- Task statement
Repeat all the lines below exactly, but omit the pictures.

** Data in this exercise follows **

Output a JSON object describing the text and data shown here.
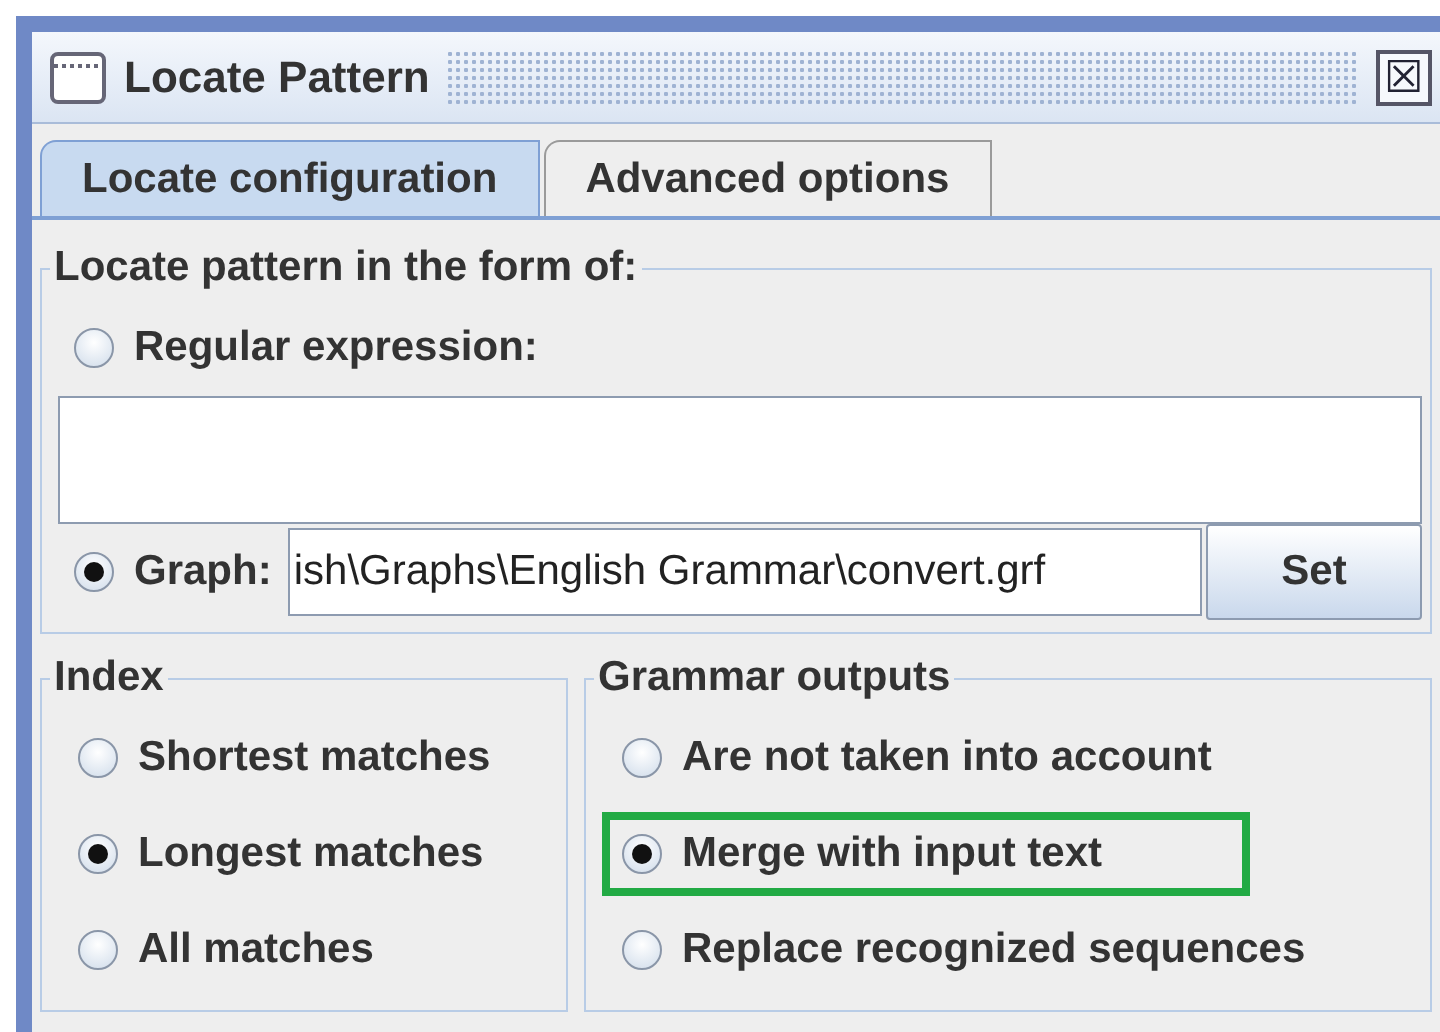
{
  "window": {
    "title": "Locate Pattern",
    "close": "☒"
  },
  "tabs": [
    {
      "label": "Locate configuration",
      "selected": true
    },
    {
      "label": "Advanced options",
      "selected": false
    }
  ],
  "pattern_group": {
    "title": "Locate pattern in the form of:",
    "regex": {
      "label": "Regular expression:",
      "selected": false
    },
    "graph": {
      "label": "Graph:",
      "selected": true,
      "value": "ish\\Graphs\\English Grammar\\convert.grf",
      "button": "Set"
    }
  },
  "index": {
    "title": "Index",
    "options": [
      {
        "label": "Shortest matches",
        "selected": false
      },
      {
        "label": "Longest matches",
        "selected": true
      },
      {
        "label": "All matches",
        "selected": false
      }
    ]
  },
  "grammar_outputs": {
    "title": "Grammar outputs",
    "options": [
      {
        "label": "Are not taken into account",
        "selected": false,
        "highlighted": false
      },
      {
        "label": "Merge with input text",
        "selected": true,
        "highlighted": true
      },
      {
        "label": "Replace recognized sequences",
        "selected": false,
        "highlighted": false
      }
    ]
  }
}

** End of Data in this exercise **

- The completed task
Output a JSON object describing the text and data shown here.
{
  "window": {
    "title": "Locate Pattern",
    "close": "☒"
  },
  "tabs": [
    {
      "label": "Locate configuration",
      "selected": true
    },
    {
      "label": "Advanced options",
      "selected": false
    }
  ],
  "pattern_group": {
    "title": "Locate pattern in the form of:",
    "regex": {
      "label": "Regular expression:",
      "selected": false
    },
    "graph": {
      "label": "Graph:",
      "selected": true,
      "value": "ish\\Graphs\\English Grammar\\convert.grf",
      "button": "Set"
    }
  },
  "index": {
    "title": "Index",
    "options": [
      {
        "label": "Shortest matches",
        "selected": false
      },
      {
        "label": "Longest matches",
        "selected": true
      },
      {
        "label": "All matches",
        "selected": false
      }
    ]
  },
  "grammar_outputs": {
    "title": "Grammar outputs",
    "options": [
      {
        "label": "Are not taken into account",
        "selected": false,
        "highlighted": false
      },
      {
        "label": "Merge with input text",
        "selected": true,
        "highlighted": true
      },
      {
        "label": "Replace recognized sequences",
        "selected": false,
        "highlighted": false
      }
    ]
  }
}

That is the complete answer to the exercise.